DNS Records - The Map
Latitude and longitude are helpful, but it is even more helpful when you have a city map with a grid that shows you where your street address is relative to other references points. You know where the street Awesome Place is, because it’s catty-corner to Super Cool Street and Baller Boulevard.
Your IP address is part of what we call your DNS records. These records associate your domain with different information, like the IP address that points your domain to the website, and the email records that allow you to have an email with @mysite.com.
Nameservers - The Region
How do you know what city 3200 Awesome Place is in? It could be in any city, or in any country! Your latitude and longitude are associated with a particular region that is assigned to a country or city that has claimed that territory. This territory can change at any time.
If this were 55 B.C., by the time you read this you’d already be part of Julius Caesar’s conquered countries. Likewise, your DNS records are hosted within a particular Nameserver that tells the Internet what “territory” it’s under. That way the Internet is not hunting all over the world needlessly to find your domain. It zeros in on your territory, or Nameserver, and then from there uses your DNS records to read where it ought to go. Your DNS records host important information like your IP address, which is used to display your website.
DNS Admin - The Manager
The person who controls your DNS records within your Nameserver is the DNS Administrator. Technically, your Nameserver can change anytime with the blessing of the Domain Registrant, so the Admin who controls your DNS records can change, even if the Domain Registrant is a completely different person.

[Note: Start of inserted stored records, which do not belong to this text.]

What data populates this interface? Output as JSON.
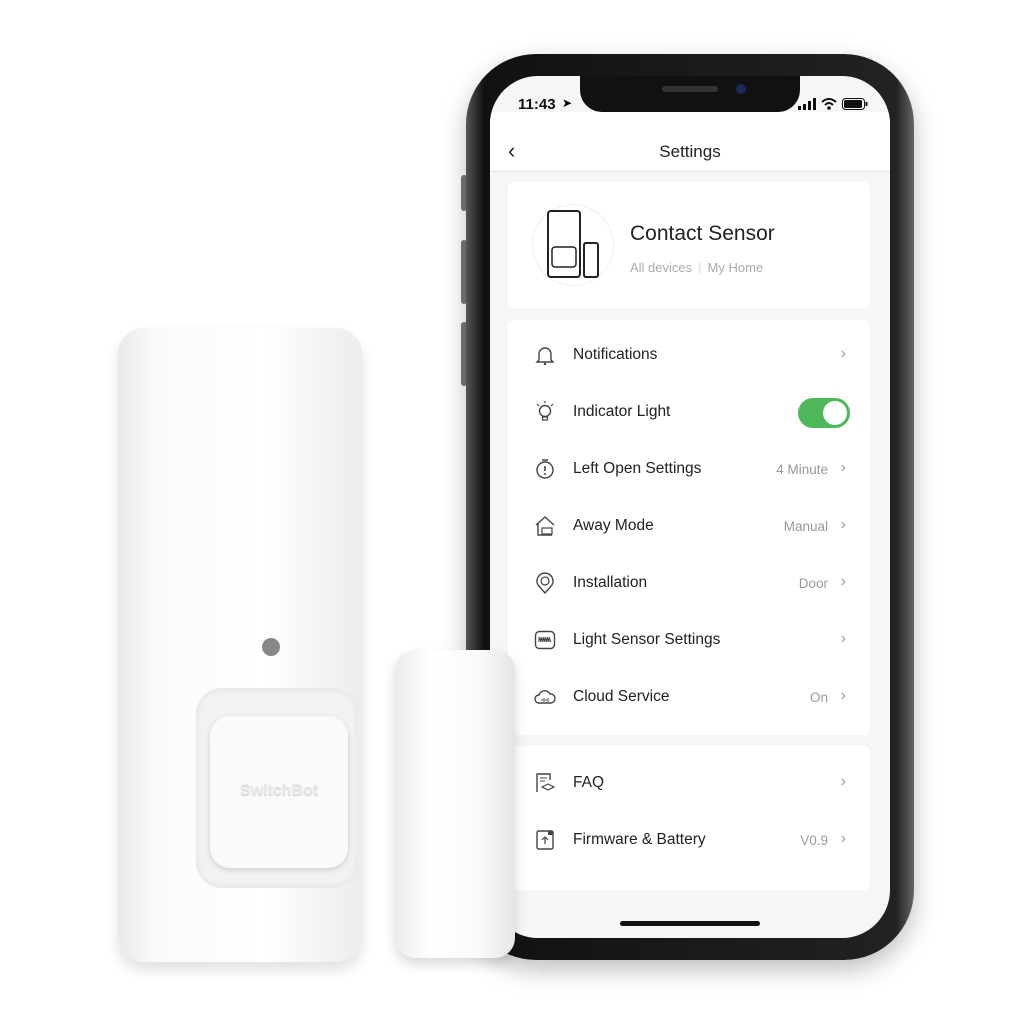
{
  "status_bar": {
    "time": "11:43"
  },
  "header": {
    "title": "Settings"
  },
  "device": {
    "name": "Contact Sensor",
    "location": "All devices",
    "room": "My Home",
    "brand_logo": "SwitchBot"
  },
  "settings": [
    {
      "icon": "bell-icon",
      "label": "Notifications",
      "value": ""
    },
    {
      "icon": "bulb-icon",
      "label": "Indicator Light",
      "toggle": true
    },
    {
      "icon": "timer-icon",
      "label": "Left Open Settings",
      "value": "4 Minute"
    },
    {
      "icon": "home-icon",
      "label": "Away Mode",
      "value": "Manual"
    },
    {
      "icon": "location-pin-icon",
      "label": "Installation",
      "value": "Door"
    },
    {
      "icon": "light-sensor-icon",
      "label": "Light Sensor Settings",
      "value": ""
    },
    {
      "icon": "cloud-icon",
      "label": "Cloud Service",
      "value": "On"
    }
  ],
  "more": [
    {
      "icon": "faq-icon",
      "label": "FAQ",
      "value": ""
    },
    {
      "icon": "firmware-icon",
      "label": "Firmware & Battery",
      "value": "V0.9"
    }
  ],
  "colors": {
    "toggle_on": "#4cb85a"
  }
}
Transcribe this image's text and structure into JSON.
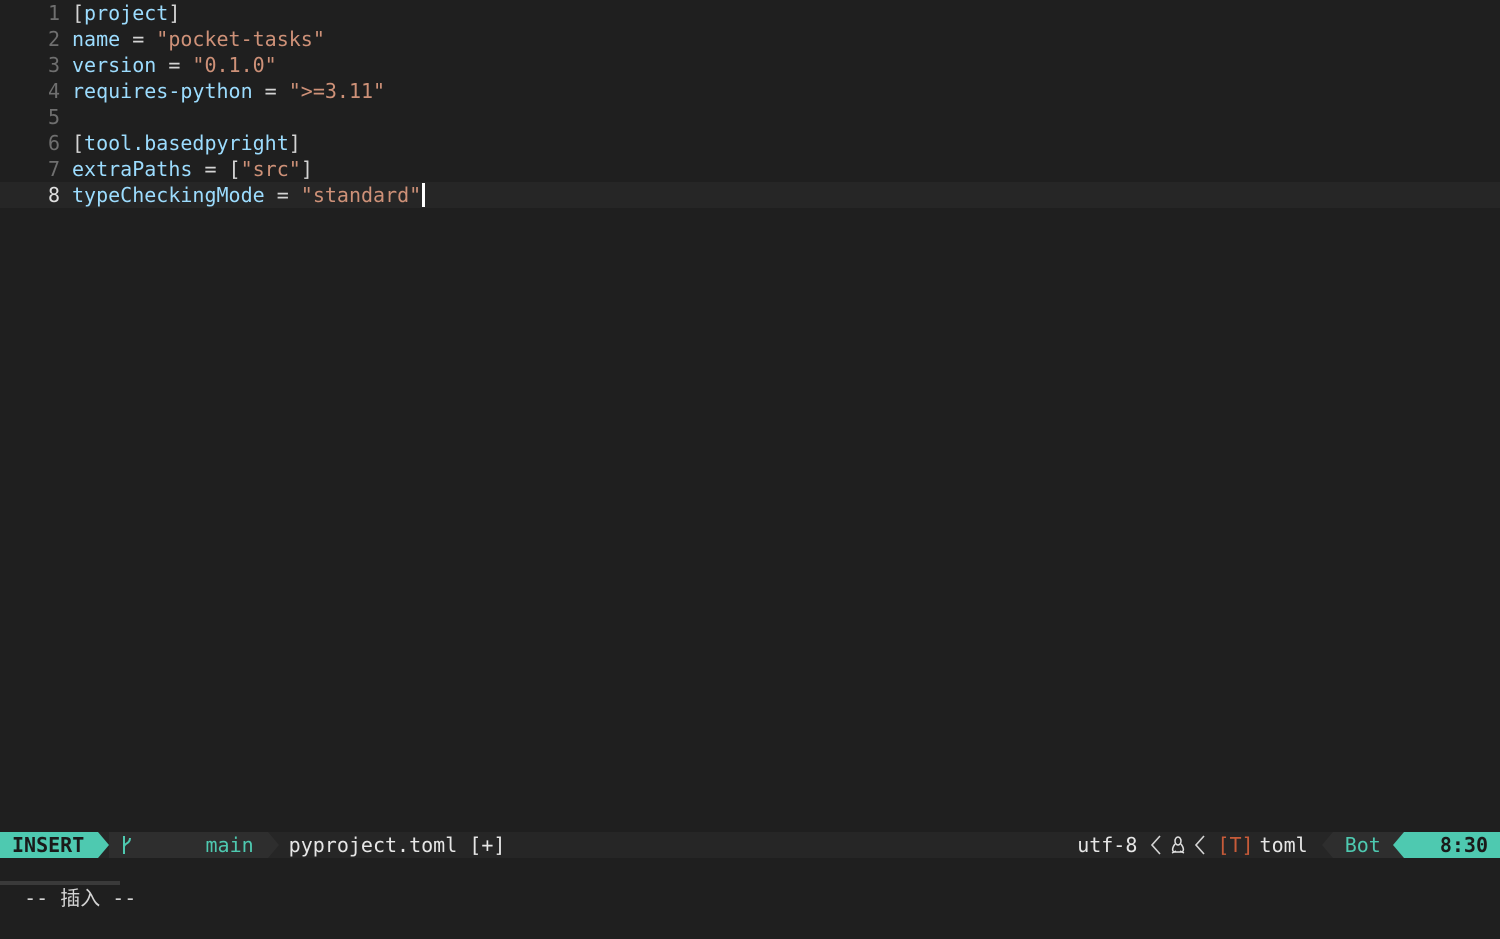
{
  "editor": {
    "lines": [
      {
        "num": "1",
        "parts": [
          {
            "t": "[",
            "c": "b"
          },
          {
            "t": "project",
            "c": "k"
          },
          {
            "t": "]",
            "c": "b"
          }
        ]
      },
      {
        "num": "2",
        "parts": [
          {
            "t": "name",
            "c": "k"
          },
          {
            "t": " = ",
            "c": "op"
          },
          {
            "t": "\"pocket-tasks\"",
            "c": "s"
          }
        ]
      },
      {
        "num": "3",
        "parts": [
          {
            "t": "version",
            "c": "k"
          },
          {
            "t": " = ",
            "c": "op"
          },
          {
            "t": "\"0.1.0\"",
            "c": "s"
          }
        ]
      },
      {
        "num": "4",
        "parts": [
          {
            "t": "requires-python",
            "c": "k"
          },
          {
            "t": " = ",
            "c": "op"
          },
          {
            "t": "\">=3.11\"",
            "c": "s"
          }
        ]
      },
      {
        "num": "5",
        "parts": []
      },
      {
        "num": "6",
        "parts": [
          {
            "t": "[",
            "c": "b"
          },
          {
            "t": "tool.basedpyright",
            "c": "k"
          },
          {
            "t": "]",
            "c": "b"
          }
        ]
      },
      {
        "num": "7",
        "parts": [
          {
            "t": "extraPaths",
            "c": "k"
          },
          {
            "t": " = ",
            "c": "op"
          },
          {
            "t": "[",
            "c": "b"
          },
          {
            "t": "\"src\"",
            "c": "s"
          },
          {
            "t": "]",
            "c": "b"
          }
        ]
      },
      {
        "num": "8",
        "parts": [
          {
            "t": "typeCheckingMode",
            "c": "k"
          },
          {
            "t": " = ",
            "c": "op"
          },
          {
            "t": "\"standard\"",
            "c": "s"
          }
        ],
        "current": true
      }
    ]
  },
  "statusline": {
    "mode": "INSERT",
    "branch": "main",
    "file": "pyproject.toml [+]",
    "encoding": "utf-8",
    "filetype_icon": "[T]",
    "filetype": "toml",
    "position_word": "Bot",
    "cursor": "8:30"
  },
  "cmdline": {
    "text": "-- 插入 --"
  },
  "colors": {
    "accent": "#4ec9b0",
    "key": "#9cdcfe",
    "string": "#ce9178",
    "background": "#1f1f1f"
  },
  "icons": {
    "branch": "git-branch-icon",
    "os": "linux-tux-icon",
    "filetype": "toml-file-icon"
  }
}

Let’s go back to the analogy of buying a house. You own the house and pay your mortgage. You control the territory your house is in (we’ve suddenly promoted you to Mayor of Oz). But then Julius Caesar conquers your city. Caesar offers to control your territory and do the hard work of managing your city, but allows you to keep your house, so you let him. (Ultimately there’s a fail safe — you can take back control of your territory, but it requires some paperwork.) The Domain Registrant can set the Nameserver, but the DNS Admin who controls the Nameserver dictates the rest.
- Domains have a Domain Registrant (Home Owner, who pays the bills)
- Domains have Nameservers that tell it what territory it lives in — this territory can change depending on who the Domain Registrant sets in charge (Maybe it’s you, maybe it’s Caesar)
- The Nameserver hosts your DNS records, which gives your domain information on IP addresses, MX records for email, and other goodies (DNS records are like the reference points around a street address)
- The IP address affiliates your domain with your website (latitude/longitude is affiliated with your street address)
In short, the Internet knows how to find your hosted website because it uses the Nameserver to find which server territory it belongs in, DNS records to give technical information about the domain, an IP address to give it precise “latitude and longitude,” and a domain name that easily allows your users to type in an address to find where to go.
Do you want help better understanding this process? Our team can help.